For the recent UNESCO World Press Freedom Day conference (WPFD2019) in Ethiopia, we sponsored two youth delegates – Bwale Mutanuka from Zambia and Kefa Hussein from…
Former Research Manager, BBC Media Action Cambodia
Tonle Sap, Cambodia (Photo: Ridan Sun)
Like many Cambodians, I’m noticing changes in the weather in my country. The temperature is getting hotter, floods and storms are happening more frequently, and our dry season is longer than ever before.
With 75% of the population living in rural areas and relying on farming or fishing to make a living, these weather changes are already having a big impact on people’s lives and livelihoods.
Producer, BBC Media Action Nigeria
On World Radio Day, discover how we’re using radio in Nigeria to help people with disabilities get their voices heard in the country’s general elections.
Michael interviewing members of a disability rights group in Nigeria for Talk Your Own

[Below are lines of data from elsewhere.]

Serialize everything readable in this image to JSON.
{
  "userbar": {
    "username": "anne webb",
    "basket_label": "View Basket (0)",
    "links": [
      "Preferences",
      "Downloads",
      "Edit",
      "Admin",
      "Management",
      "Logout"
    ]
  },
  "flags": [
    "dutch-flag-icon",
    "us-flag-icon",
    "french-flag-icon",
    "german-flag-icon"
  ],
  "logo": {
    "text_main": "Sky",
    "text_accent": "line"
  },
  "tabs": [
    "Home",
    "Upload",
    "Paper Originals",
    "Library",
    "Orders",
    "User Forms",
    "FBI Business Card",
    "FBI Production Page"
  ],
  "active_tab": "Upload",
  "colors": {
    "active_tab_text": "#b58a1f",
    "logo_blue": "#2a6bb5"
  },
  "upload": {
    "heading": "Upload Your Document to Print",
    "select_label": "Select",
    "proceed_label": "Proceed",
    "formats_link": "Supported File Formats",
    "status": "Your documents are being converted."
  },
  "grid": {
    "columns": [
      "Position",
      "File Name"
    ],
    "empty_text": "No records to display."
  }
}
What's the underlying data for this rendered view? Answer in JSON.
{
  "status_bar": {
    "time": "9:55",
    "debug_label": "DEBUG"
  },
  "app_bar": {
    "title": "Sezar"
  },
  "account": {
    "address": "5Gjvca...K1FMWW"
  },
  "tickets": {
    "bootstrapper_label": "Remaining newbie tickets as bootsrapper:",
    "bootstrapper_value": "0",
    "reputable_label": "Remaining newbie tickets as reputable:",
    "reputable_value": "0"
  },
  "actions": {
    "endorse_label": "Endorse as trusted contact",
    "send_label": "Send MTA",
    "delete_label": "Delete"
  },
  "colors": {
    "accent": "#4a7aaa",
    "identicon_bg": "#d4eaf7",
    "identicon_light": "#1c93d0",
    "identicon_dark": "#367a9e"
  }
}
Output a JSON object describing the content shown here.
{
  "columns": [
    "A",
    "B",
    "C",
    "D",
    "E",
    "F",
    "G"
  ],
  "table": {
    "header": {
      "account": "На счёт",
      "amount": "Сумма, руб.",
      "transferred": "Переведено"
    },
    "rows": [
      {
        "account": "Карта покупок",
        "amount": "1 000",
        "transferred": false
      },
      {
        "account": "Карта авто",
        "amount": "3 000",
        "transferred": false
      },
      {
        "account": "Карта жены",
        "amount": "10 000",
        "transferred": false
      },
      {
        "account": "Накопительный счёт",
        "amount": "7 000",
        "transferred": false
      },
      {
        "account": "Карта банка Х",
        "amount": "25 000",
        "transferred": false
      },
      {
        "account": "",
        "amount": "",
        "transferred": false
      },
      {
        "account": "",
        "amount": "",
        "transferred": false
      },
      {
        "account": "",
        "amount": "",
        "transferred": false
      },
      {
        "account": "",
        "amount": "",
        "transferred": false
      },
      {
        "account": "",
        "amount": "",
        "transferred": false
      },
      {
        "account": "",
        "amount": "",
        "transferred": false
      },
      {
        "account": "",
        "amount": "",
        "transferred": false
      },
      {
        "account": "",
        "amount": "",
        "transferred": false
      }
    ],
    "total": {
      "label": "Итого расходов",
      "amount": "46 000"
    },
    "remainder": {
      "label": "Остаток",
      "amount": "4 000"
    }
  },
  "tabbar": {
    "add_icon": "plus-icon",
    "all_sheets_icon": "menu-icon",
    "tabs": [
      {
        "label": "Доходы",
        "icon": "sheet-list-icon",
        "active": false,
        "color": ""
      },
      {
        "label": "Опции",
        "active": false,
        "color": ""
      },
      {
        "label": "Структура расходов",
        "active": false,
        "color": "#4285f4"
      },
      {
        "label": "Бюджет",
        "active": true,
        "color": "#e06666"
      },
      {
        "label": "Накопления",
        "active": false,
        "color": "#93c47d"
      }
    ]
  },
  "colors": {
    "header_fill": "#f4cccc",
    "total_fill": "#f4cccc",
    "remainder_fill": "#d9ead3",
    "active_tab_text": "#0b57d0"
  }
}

“He (the driver) declined saying he didn’t want to take a wheelchair and I discovered that about five or six taxis were not going to take me… I waited for about two hours… it's the kind of thing that an average person with disability…
Training Manager, BBC Academy International
For International Day for the Elimination of Violence Against Women, we hear first-hand from Sarah Bradshaw, Training Manager for BBC Academy International and experienced radio producer/director. Sarah worked with our teams in Bangladesh to develop a new radio drama to change attitudes towards gender-based violence.
Rohingya women in Cox's Bazar, Bangladesh
The first thing I hear in the refugee camp is, “Rohingya women can do…
Community Mobilisation Manager
On International Day of the Girl, find out how a radio programme helped a schoolgirl in South Sudan avoid early marriage and return to school by changing the attitude of her grandfather.
The ongoing conflict in South Sudan has increased dangers for girls attending school in recent years and social norms play a significant role in the prevalence for boys over girls to attend (and remain) in education. Girls are usually expected to be responsible for the household chores, which affects their time for studying when they are at school, and early marriage is commonplace.
Mary was 16 when she…
Humanitarian Officer, BBC Media Action Bangladesh
On the first anniversary of the Rohingya crisis, one of our humanitarian workers on the ground in Bangladesh tells how a radio programme helped a mother keep her baby son healthy.
“I have learnt lots of new things from the radio programme, especially when the doctor advised about different health issues and encouraged me to visit nearer health care centres along with my husband when my children got sick.” Saiyada, Kutupalong camp, Bangladesh.
For the last seven months I’ve been working in Cox’s Bazar, Bangladesh, as part of BBC Media Action’s response to the Rohingya crisis. We help…
Content Researcher, BBC Media Action Cambodia
As the world marks Youth Skills Day, we take a look at how a reality TV show empowered young people in Cambodia to secure themselves a better future. Around 300,000 young Cambodians enter the labour market every year, but they are often vulnerable to low wages, long working hours and/or hazardous working conditions. Many young people lack the soft skills and confidence they need to succeed, so “Dream Station” – which reached over 1.2 million viewers at its peak – aimed to inspire them.
“After my father’s death, my dream was buried. I didn’t tell anyone about it; I didn’t think it was possible…